Back to top
News & events

What is the potential for climate clubs in the context of the global political and economic landscape? Two new studies by NDC ASPECTS


In response to the limitations and failings of the multilateral UN climate change regime, a range of new and dynamic climate governance arrangements have emerged, including climate clubs. Two new studies by NDC ASPECTS analyse the potential for climate clubs in the context of the global political and economic landscape, especially regarding the emerging geopolitical rivalry and increasing industrial policy nationalism. The first study provides qualitative insights into different design options of climate clubs and their possible implications, while the second study analyses quantitatively the economic and environmental effects of protectionist and nationalist industrial policies.

Specifically, the first study by Catherine Hall aims to analyse different design options of climate clubs through the lens of the principle of common but differentiated responsibilities and respective capabilities (CBDR-RC). First, it explains the general rationale for climate clubs and presents a spectrum of key club design features. Second, it conceptualises the principle of CBDR-RC and describes how this has been operationalised. Third, it draws on existing club-like arrangements – namely, the Climate Club launched at COP28, the Clean Energy Ministerial, and the proposed EU-US Global Arrangement on Sustainable Steel and Aluminium – to critically examine whether different design options are (likely to be) compatible with the principle of CBDR-RC. Last, the study explores how differentiation could be woven into the architecture of future climate clubs.

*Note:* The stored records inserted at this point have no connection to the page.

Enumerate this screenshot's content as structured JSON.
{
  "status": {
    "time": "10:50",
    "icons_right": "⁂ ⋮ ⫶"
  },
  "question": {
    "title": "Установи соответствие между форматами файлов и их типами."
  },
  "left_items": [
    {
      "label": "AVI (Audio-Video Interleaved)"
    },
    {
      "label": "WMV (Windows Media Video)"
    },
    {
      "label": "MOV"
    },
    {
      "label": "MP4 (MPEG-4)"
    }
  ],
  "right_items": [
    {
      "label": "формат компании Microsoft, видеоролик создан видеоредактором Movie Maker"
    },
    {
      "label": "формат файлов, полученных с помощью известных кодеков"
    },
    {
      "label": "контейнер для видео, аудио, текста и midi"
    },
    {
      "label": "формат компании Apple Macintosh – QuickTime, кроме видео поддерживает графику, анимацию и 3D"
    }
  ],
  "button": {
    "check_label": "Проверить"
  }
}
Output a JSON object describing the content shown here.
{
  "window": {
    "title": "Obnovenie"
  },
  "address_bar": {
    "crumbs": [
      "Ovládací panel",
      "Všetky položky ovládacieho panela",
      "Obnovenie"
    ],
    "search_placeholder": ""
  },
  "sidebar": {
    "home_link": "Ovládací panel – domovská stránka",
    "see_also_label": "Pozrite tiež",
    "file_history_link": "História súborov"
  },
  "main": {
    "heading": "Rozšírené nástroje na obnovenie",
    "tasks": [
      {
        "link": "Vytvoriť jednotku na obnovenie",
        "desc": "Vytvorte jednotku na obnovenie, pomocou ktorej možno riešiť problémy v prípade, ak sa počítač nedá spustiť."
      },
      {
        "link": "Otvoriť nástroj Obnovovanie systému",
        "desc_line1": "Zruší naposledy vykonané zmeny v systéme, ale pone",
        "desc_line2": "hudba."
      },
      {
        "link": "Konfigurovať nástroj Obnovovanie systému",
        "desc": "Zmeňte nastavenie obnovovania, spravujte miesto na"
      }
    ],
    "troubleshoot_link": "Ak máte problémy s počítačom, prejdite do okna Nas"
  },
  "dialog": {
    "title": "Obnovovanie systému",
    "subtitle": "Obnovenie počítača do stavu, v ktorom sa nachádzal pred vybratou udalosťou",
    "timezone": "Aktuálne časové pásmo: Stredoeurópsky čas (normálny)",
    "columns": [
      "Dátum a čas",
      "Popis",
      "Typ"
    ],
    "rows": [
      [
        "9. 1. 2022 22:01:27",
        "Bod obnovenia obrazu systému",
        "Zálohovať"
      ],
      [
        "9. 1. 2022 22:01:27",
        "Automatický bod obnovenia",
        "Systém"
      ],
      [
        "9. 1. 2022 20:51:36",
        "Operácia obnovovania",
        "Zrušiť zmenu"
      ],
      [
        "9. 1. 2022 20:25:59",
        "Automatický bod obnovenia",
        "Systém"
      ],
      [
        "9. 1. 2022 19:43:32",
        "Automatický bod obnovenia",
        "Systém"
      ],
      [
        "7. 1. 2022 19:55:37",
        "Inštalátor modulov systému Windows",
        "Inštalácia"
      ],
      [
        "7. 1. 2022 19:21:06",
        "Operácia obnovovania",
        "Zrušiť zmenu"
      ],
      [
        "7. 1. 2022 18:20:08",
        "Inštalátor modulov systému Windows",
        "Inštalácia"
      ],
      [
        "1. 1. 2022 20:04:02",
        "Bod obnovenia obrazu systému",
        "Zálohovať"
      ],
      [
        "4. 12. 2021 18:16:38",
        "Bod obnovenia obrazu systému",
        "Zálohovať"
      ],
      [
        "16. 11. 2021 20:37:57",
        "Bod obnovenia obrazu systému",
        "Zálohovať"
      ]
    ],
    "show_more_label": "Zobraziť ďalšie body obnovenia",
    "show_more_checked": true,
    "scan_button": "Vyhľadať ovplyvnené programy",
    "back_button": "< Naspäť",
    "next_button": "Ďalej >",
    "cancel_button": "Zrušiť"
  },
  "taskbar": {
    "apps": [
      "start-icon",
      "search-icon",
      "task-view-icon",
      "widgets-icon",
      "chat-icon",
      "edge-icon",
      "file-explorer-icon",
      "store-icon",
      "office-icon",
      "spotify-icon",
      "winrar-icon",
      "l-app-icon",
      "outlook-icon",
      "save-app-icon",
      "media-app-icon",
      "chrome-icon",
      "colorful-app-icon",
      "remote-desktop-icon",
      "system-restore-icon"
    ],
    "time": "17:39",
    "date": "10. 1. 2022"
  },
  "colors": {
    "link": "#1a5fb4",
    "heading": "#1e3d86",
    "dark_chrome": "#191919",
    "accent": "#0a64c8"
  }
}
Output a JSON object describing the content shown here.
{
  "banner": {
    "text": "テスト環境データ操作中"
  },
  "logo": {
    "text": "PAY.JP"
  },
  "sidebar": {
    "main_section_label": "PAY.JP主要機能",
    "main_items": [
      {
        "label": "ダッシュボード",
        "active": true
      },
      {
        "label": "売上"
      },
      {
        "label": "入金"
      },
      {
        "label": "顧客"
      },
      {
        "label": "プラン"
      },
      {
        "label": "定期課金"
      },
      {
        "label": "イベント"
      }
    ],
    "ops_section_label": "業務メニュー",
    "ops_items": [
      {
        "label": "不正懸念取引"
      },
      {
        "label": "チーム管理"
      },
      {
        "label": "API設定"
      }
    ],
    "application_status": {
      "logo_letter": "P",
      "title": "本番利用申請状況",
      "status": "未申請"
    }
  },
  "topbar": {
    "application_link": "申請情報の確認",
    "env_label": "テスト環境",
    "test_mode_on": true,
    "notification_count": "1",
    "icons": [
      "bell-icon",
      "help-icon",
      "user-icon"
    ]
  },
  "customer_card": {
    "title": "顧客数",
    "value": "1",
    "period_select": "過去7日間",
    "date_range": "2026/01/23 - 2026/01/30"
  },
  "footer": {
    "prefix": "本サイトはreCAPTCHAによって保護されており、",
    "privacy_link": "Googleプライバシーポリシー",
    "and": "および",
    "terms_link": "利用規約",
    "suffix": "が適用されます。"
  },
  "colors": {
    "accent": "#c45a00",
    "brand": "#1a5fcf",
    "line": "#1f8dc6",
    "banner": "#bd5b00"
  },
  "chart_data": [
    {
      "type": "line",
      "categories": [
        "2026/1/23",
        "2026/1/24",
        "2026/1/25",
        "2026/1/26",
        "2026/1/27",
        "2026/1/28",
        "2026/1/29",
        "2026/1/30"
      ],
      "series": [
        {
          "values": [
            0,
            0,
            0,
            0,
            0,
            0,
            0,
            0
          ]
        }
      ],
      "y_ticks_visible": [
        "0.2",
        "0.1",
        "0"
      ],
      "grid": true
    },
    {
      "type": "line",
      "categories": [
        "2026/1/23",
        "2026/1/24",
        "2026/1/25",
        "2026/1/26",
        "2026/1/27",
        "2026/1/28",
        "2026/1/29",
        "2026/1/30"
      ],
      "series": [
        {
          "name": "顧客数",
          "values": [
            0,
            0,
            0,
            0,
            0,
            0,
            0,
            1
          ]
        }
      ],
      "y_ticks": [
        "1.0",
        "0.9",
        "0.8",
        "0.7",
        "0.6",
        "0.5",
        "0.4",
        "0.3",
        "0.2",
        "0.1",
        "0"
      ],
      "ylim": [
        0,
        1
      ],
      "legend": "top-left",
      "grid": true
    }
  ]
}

The second study by Lukas Hermwille, Panagiotis Fragkos, and Kostas Fragkiadakis develops scenarios of strong industrial policy nationalism, weak industrial policy nationalism, and transatlantic friendshoring and compares these scenarios with a baseline representing the status quo of trade in selected commodities and technologies. They find that environmental effects are surprisingly small. (Strong) Industrial Policy Nationalism can even be good for the climate (lower global emissions), but only because it is so bad for the economy (it suppresses economic development and leads to unemployment). Secondly, industrial policy nationalism can cause collateral damage. The rest of the world actually suffers from the implementation of strong industrial policy nationalism. And thirdly, weak industrial policy nationalism does not work. Unless strict trade restrictions are imposed, industrial policy nationalism fails to achieve its purpose to build globally competitive industries and significantly reduce import dependency for key green technologies. While we need a technology race against climate change, the analysis demonstrates that it needs to be a race in a collaborative spirit in which all contestants encourage each other to perform at their best. But a race in the spirit of geopolitical rivalry fuelled by industrial policy nationalism may ultimately cost us the climate.

The reports can be found in the links below: